Directions – Go through the lines below. Copy those with "front".

Entries from a dataset of interfaces
####################
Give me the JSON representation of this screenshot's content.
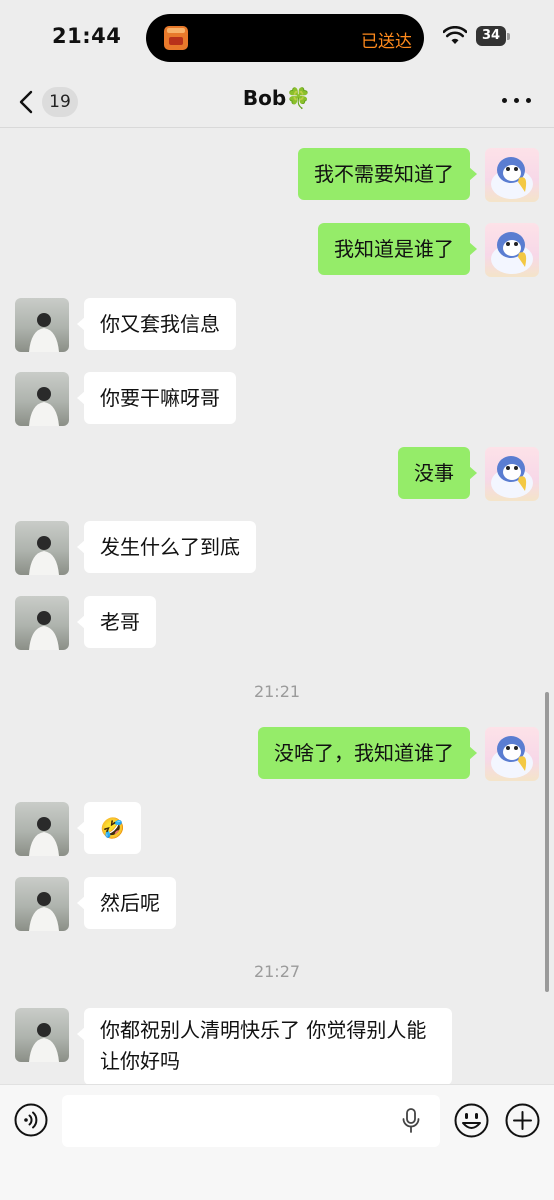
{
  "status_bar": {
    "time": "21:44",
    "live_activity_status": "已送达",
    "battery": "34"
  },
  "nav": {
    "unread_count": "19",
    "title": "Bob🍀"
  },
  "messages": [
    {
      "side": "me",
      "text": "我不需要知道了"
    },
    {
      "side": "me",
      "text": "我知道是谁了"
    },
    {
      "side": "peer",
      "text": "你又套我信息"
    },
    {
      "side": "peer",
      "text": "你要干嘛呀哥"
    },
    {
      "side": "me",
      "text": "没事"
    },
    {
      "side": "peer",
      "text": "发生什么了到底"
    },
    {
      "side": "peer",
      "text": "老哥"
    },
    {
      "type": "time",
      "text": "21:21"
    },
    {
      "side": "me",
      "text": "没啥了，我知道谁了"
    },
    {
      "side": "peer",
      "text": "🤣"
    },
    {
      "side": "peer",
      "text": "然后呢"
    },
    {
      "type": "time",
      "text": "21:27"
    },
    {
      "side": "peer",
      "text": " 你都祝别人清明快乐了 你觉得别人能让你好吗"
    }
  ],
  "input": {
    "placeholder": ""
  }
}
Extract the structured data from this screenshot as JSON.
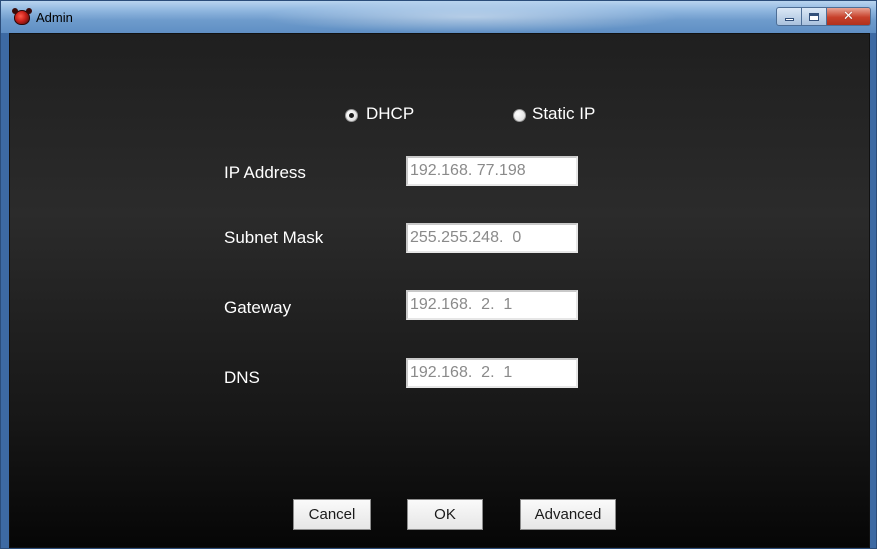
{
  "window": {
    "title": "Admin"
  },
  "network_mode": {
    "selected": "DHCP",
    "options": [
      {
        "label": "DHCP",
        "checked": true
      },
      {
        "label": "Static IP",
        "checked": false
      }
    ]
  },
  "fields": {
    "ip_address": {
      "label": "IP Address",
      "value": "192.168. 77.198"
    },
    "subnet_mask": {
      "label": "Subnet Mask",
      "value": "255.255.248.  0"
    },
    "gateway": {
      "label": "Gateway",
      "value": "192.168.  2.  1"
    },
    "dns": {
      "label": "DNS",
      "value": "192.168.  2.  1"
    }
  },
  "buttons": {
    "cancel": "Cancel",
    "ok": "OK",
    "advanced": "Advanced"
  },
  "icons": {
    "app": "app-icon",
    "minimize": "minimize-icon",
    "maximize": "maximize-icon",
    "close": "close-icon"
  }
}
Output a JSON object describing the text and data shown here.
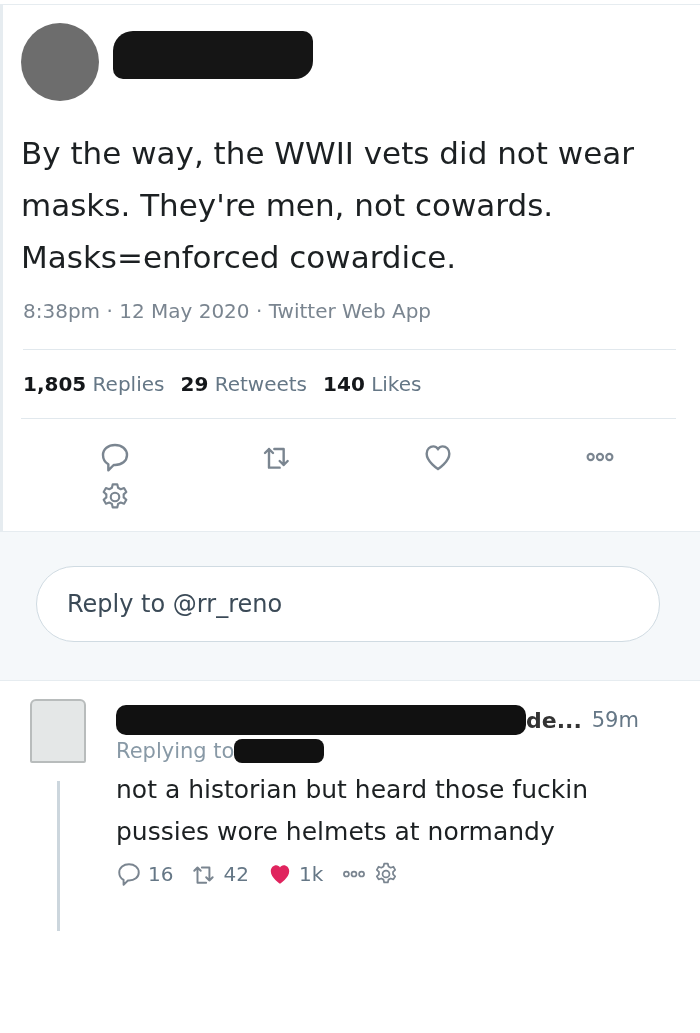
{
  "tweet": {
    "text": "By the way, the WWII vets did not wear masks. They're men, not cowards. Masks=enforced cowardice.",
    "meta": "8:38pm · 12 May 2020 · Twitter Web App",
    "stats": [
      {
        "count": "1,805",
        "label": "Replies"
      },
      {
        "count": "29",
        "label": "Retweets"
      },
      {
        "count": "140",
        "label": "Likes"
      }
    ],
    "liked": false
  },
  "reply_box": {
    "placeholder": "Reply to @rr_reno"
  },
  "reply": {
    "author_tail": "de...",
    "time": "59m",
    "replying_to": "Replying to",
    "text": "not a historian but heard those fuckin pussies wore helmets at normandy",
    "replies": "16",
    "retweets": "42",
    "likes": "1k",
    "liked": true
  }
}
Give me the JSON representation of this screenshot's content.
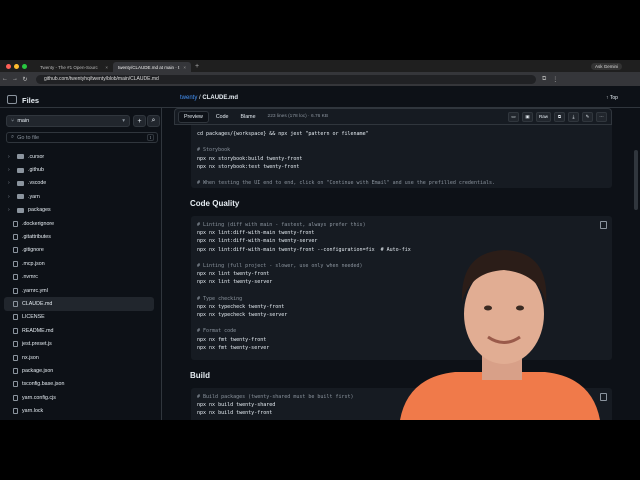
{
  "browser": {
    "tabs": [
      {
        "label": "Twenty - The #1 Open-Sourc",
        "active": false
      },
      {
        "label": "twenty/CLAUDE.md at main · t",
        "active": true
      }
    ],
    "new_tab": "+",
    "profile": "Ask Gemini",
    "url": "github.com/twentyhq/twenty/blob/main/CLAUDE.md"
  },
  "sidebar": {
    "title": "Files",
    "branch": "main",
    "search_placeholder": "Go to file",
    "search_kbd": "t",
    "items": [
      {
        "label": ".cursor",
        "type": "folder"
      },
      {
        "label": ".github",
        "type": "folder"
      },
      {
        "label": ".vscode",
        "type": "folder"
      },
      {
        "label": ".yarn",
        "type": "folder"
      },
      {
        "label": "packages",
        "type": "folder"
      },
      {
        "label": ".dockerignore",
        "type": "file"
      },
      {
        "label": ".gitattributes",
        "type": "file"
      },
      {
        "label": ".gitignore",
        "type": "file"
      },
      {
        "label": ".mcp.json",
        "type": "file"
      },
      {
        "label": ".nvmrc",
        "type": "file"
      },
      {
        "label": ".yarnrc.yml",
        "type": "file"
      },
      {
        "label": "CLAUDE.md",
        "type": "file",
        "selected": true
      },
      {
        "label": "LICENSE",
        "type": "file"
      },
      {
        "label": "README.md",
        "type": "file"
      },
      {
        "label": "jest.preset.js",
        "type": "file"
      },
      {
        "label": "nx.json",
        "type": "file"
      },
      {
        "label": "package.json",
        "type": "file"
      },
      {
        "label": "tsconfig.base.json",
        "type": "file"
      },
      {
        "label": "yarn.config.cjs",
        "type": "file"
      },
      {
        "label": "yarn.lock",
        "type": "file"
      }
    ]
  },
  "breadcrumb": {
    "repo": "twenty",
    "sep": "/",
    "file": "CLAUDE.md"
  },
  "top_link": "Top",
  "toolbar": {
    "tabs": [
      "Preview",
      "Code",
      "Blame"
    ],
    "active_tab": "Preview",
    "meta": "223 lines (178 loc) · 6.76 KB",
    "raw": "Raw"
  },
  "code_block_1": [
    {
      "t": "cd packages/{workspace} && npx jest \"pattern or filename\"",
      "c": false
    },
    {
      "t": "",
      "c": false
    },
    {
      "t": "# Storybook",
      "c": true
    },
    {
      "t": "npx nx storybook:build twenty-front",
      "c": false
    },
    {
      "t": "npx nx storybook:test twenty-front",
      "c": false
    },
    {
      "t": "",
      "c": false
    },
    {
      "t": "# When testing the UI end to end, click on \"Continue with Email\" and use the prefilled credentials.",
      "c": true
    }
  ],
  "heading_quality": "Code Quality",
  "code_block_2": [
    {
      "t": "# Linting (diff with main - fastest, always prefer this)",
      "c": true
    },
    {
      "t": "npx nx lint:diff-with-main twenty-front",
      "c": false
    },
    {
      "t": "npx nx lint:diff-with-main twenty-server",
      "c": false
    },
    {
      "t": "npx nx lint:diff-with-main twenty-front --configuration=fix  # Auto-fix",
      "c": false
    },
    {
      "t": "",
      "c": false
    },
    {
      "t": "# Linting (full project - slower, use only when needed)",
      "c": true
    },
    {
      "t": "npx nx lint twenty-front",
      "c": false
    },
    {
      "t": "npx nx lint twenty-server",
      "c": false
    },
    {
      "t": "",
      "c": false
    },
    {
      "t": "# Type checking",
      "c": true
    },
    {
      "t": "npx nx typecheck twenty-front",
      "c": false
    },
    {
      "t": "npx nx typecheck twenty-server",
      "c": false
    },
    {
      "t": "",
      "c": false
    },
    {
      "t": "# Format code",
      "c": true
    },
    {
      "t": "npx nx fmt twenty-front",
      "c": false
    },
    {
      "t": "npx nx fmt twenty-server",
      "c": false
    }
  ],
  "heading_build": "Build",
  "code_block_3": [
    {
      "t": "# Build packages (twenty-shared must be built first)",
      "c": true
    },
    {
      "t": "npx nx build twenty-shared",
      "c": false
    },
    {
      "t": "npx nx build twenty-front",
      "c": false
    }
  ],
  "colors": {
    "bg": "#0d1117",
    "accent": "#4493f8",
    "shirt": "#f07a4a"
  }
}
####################
Written solution –
      "t": "npx nx storybook:build twenty-front",
      "t": "npx nx storybook:test twenty-front",
      "t": "npx nx lint:diff-with-main twenty-front",
      "t": "npx nx lint:diff-with-main twenty-front --configuration=fix  # Auto-fix",
      "t": "npx nx lint twenty-front",
      "t": "npx nx typecheck twenty-front",
      "t": "npx nx fmt twenty-front",
      "t": "npx nx build twenty-front",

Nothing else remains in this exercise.